Hiring managers sometimes have to read over hundreds of resumes each day. They all start looking the same, as you can imagine. What does it take to write a strong, compelling resume that will catch their attention? Pump up your resume to make sure you're considered for the position you want. Related:3 Tips To Get Your Resume In The ‘Yes’ Pile That’s the prize-winning question! Because hiring managers, recruiters, or HR assistants are individuals, they have different things they find appealing. What works for one, might not work for the next. But, there are some universal qualities that comprise a “good” resume that will appeal to the vast majority. And, that’s what you’re shooting for. Something that gives your resume a better chance of getting read than the other resumes that are putting these poor folks to sleep. You want to improve the statistical probability that your resume will be selected for an interview. Here are some safe bets for turning your light-weight resume into a heavy-weight contender. Nothing crazy here, folks, because you don’t want to stand out in a bad way! (Imagine your resume being passed around to other recruiters for them to giggle at.) For the right kind of attention, try these ways of pumping up your resume.

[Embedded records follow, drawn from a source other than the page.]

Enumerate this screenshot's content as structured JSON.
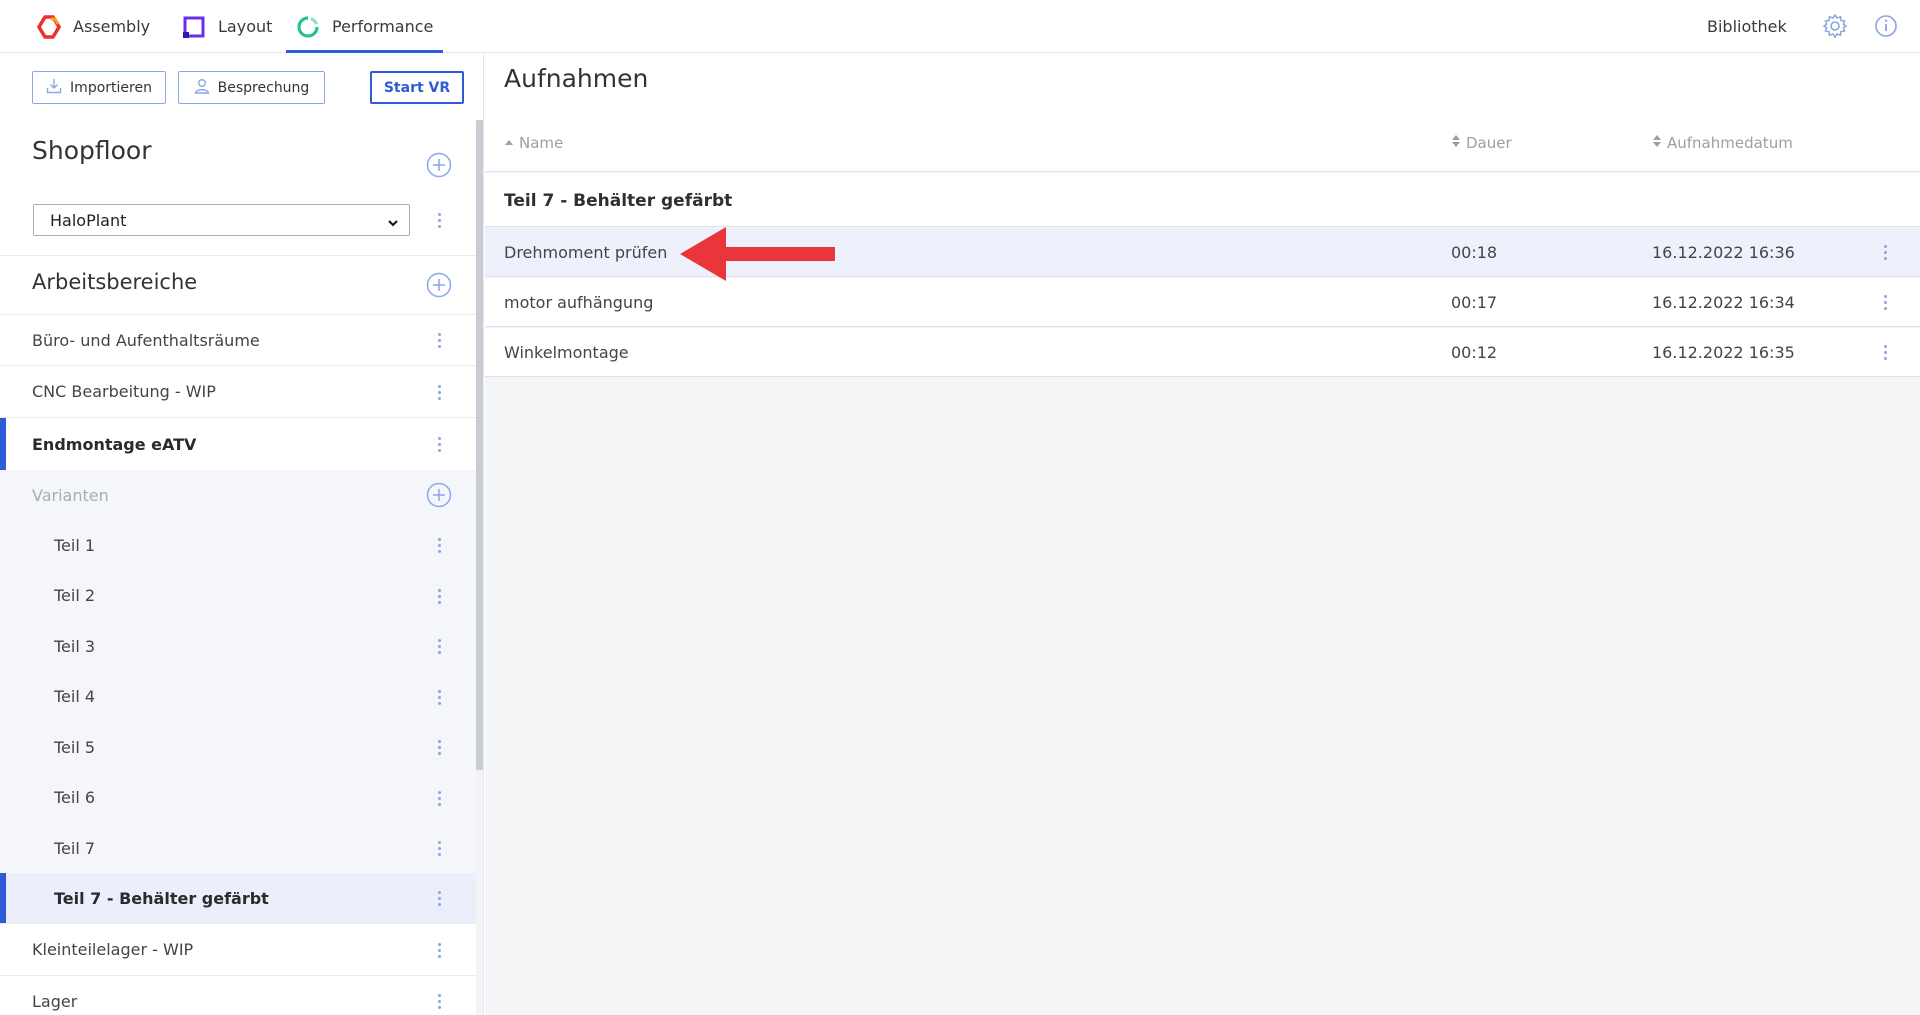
{
  "topnav": {
    "tabs": [
      {
        "label": "Assembly",
        "active": false,
        "icon": "assembly-hexagon-icon",
        "color": "#e8322c"
      },
      {
        "label": "Layout",
        "active": false,
        "icon": "layout-square-icon",
        "color": "#6a2ee8"
      },
      {
        "label": "Performance",
        "active": true,
        "icon": "performance-circle-icon",
        "color": "#23c48e"
      }
    ],
    "library_label": "Bibliothek",
    "icons": [
      "gear-icon",
      "info-icon"
    ]
  },
  "sidebar": {
    "buttons": {
      "import_label": "Importieren",
      "meeting_label": "Besprechung",
      "vr_label": "Start VR"
    },
    "shopfloor": {
      "title": "Shopfloor",
      "selected_plant": "HaloPlant"
    },
    "workspaces": {
      "title": "Arbeitsbereiche",
      "items": [
        {
          "label": "Büro- und Aufenthaltsräume"
        },
        {
          "label": "CNC Bearbeitung - WIP"
        },
        {
          "label": "Endmontage eATV",
          "active": true
        }
      ],
      "variants_label": "Varianten",
      "variants": [
        {
          "label": "Teil 1"
        },
        {
          "label": "Teil 2"
        },
        {
          "label": "Teil 3"
        },
        {
          "label": "Teil 4"
        },
        {
          "label": "Teil 5"
        },
        {
          "label": "Teil 6"
        },
        {
          "label": "Teil 7"
        },
        {
          "label": "Teil 7 - Behälter gefärbt",
          "active": true
        }
      ],
      "more_items": [
        {
          "label": "Kleinteilelager - WIP"
        },
        {
          "label": "Lager"
        }
      ]
    }
  },
  "main": {
    "title": "Aufnahmen",
    "columns": {
      "name": "Name",
      "duration": "Dauer",
      "date": "Aufnahmedatum"
    },
    "group_title": "Teil 7 - Behälter gefärbt",
    "recordings": [
      {
        "name": "Drehmoment prüfen",
        "duration": "00:18",
        "date": "16.12.2022 16:36",
        "highlighted": true
      },
      {
        "name": "motor aufhängung",
        "duration": "00:17",
        "date": "16.12.2022 16:34",
        "highlighted": false
      },
      {
        "name": "Winkelmontage",
        "duration": "00:12",
        "date": "16.12.2022 16:35",
        "highlighted": false
      }
    ],
    "annotation": {
      "icon": "red-arrow-icon",
      "color": "#e8363a"
    }
  },
  "colors": {
    "accent": "#2f5bd8",
    "selected_row": "#ebeefb",
    "kebab": "#8da5dc"
  }
}
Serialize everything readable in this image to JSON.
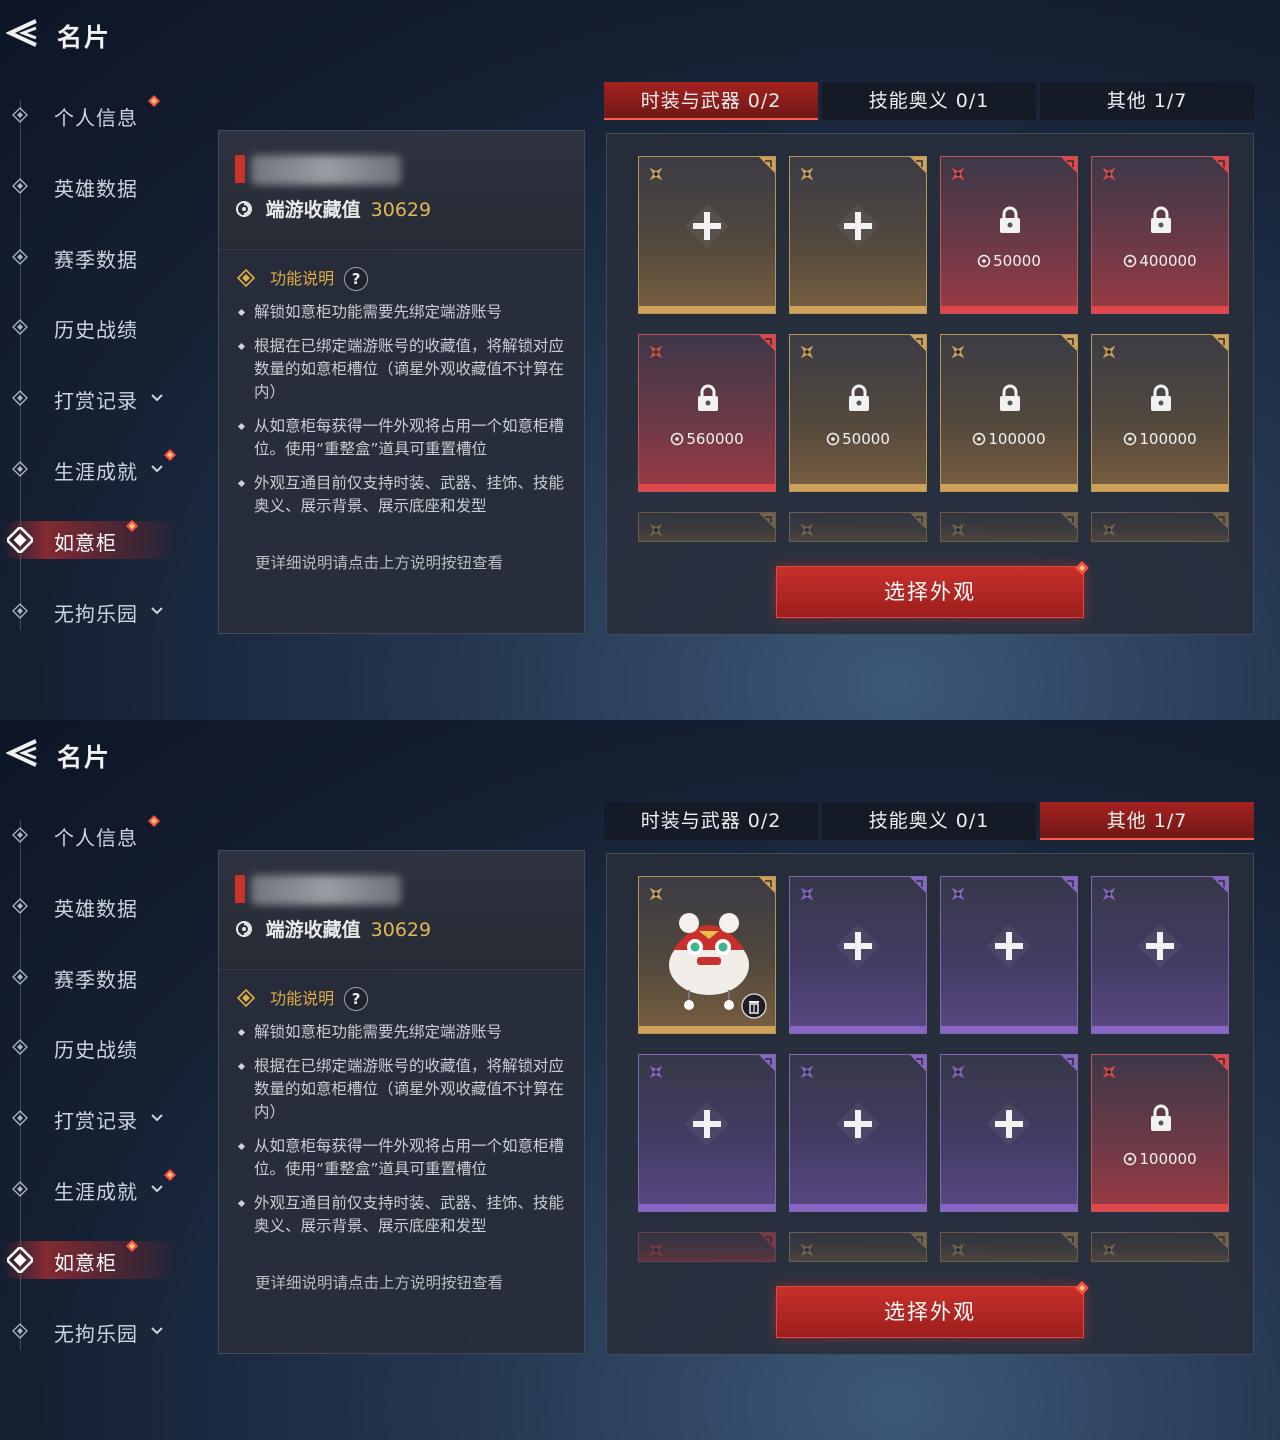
{
  "screens": [
    {
      "title": "名片",
      "nav": [
        {
          "label": "个人信息",
          "dot": true,
          "chevron": false,
          "active": false
        },
        {
          "label": "英雄数据",
          "dot": false,
          "chevron": false,
          "active": false
        },
        {
          "label": "赛季数据",
          "dot": false,
          "chevron": false,
          "active": false
        },
        {
          "label": "历史战绩",
          "dot": false,
          "chevron": false,
          "active": false
        },
        {
          "label": "打赏记录",
          "dot": false,
          "chevron": true,
          "active": false
        },
        {
          "label": "生涯成就",
          "dot": true,
          "chevron": true,
          "active": false
        },
        {
          "label": "如意柜",
          "dot": true,
          "chevron": false,
          "active": true
        },
        {
          "label": "无拘乐园",
          "dot": false,
          "chevron": true,
          "active": false
        }
      ],
      "info": {
        "collection_label": "端游收藏值",
        "collection_value": "30629",
        "func_label": "功能说明",
        "help": "?",
        "bullets": [
          "解锁如意柜功能需要先绑定端游账号",
          "根据在已绑定端游账号的收藏值，将解锁对应数量的如意柜槽位（谪星外观收藏值不计算在内）",
          "从如意柜每获得一件外观将占用一个如意柜槽位。使用“重整盒”道具可重置槽位",
          "外观互通目前仅支持时装、武器、挂饰、技能奥义、展示背景、展示底座和发型"
        ],
        "more": "更详细说明请点击上方说明按钮查看"
      },
      "tabs": [
        {
          "label": "时装与武器 0/2",
          "active": true
        },
        {
          "label": "技能奥义 0/1",
          "active": false
        },
        {
          "label": "其他 1/7",
          "active": false
        }
      ],
      "slots": [
        {
          "tier": "gold",
          "state": "empty"
        },
        {
          "tier": "gold",
          "state": "empty"
        },
        {
          "tier": "red",
          "state": "locked",
          "cost": "50000"
        },
        {
          "tier": "red",
          "state": "locked",
          "cost": "400000"
        },
        {
          "tier": "red",
          "state": "locked",
          "cost": "560000"
        },
        {
          "tier": "gold",
          "state": "locked",
          "cost": "50000"
        },
        {
          "tier": "gold",
          "state": "locked",
          "cost": "100000"
        },
        {
          "tier": "gold",
          "state": "locked",
          "cost": "100000"
        }
      ],
      "partial_tiers": [
        "gold",
        "gold",
        "gold",
        "gold"
      ],
      "select_button": "选择外观"
    },
    {
      "title": "名片",
      "nav": [
        {
          "label": "个人信息",
          "dot": true,
          "chevron": false,
          "active": false
        },
        {
          "label": "英雄数据",
          "dot": false,
          "chevron": false,
          "active": false
        },
        {
          "label": "赛季数据",
          "dot": false,
          "chevron": false,
          "active": false
        },
        {
          "label": "历史战绩",
          "dot": false,
          "chevron": false,
          "active": false
        },
        {
          "label": "打赏记录",
          "dot": false,
          "chevron": true,
          "active": false
        },
        {
          "label": "生涯成就",
          "dot": true,
          "chevron": true,
          "active": false
        },
        {
          "label": "如意柜",
          "dot": true,
          "chevron": false,
          "active": true
        },
        {
          "label": "无拘乐园",
          "dot": false,
          "chevron": true,
          "active": false
        }
      ],
      "info": {
        "collection_label": "端游收藏值",
        "collection_value": "30629",
        "func_label": "功能说明",
        "help": "?",
        "bullets": [
          "解锁如意柜功能需要先绑定端游账号",
          "根据在已绑定端游账号的收藏值，将解锁对应数量的如意柜槽位（谪星外观收藏值不计算在内）",
          "从如意柜每获得一件外观将占用一个如意柜槽位。使用“重整盒”道具可重置槽位",
          "外观互通目前仅支持时装、武器、挂饰、技能奥义、展示背景、展示底座和发型"
        ],
        "more": "更详细说明请点击上方说明按钮查看"
      },
      "tabs": [
        {
          "label": "时装与武器 0/2",
          "active": false
        },
        {
          "label": "技能奥义 0/1",
          "active": false
        },
        {
          "label": "其他 1/7",
          "active": true
        }
      ],
      "slots": [
        {
          "tier": "gold",
          "state": "item"
        },
        {
          "tier": "purple",
          "state": "empty"
        },
        {
          "tier": "purple",
          "state": "empty"
        },
        {
          "tier": "purple",
          "state": "empty"
        },
        {
          "tier": "purple",
          "state": "empty"
        },
        {
          "tier": "purple",
          "state": "empty"
        },
        {
          "tier": "purple",
          "state": "empty"
        },
        {
          "tier": "red",
          "state": "locked",
          "cost": "100000"
        }
      ],
      "partial_tiers": [
        "red",
        "gold",
        "gold",
        "gold"
      ],
      "select_button": "选择外观"
    }
  ],
  "colors": {
    "gold": "#cda25c",
    "red": "#e0474d",
    "purple": "#8866c4",
    "accent": "#c8302b",
    "value": "#e3b75a"
  }
}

1. Avoid Using A TemplateAccording to The Undercover Recruiter: “Using a template will never make you stand out and chances are your application will be cut short due to your resume being the same as every other job seeker’s.” Your resume should have a unique design. But, what if you’re not a Microsoft Word wiz? Look on Youtube for lots of formatting how-to videos and tips.
2. Don’t Be PredictableAvoid Times New Roman. Use a font that isn’t the default in Word, because that’s what just about everyone else is using. But, don’t pick a font that is so unusual, people won’t have it on their computers. You could even use two complimentary fonts (I like the Arial Suite), using one to accent headlines and one for body text. Sometimes I use serif for the section headers and sans serif fonts for the body, since sans serif fonts allow for more on a page and are easier to read on a computer screen. Don’t know what serif and sans serif fonts are? Check out this awesome infographic.
3. Use SMART/CAR/STAR StoriesWhat are these? Briefly, they describe the challenge you faced, the action you took to resolve it (with metrics), and the result you got. Bullet points written this way pack a lot of power, as you can see in this sample.
4. Emphasize Your Personal BrandWrite about your personal brand strengths throughout your resume. Check out this article if you’d like to know more about personal branding. Here are some ways to get ideas for yours:
- Ask others what they value in you and how you work.
- Look for accomplishments on old performance evaluations.
- Consider assessments to gain a deeper understanding of ways you can describe your strengths.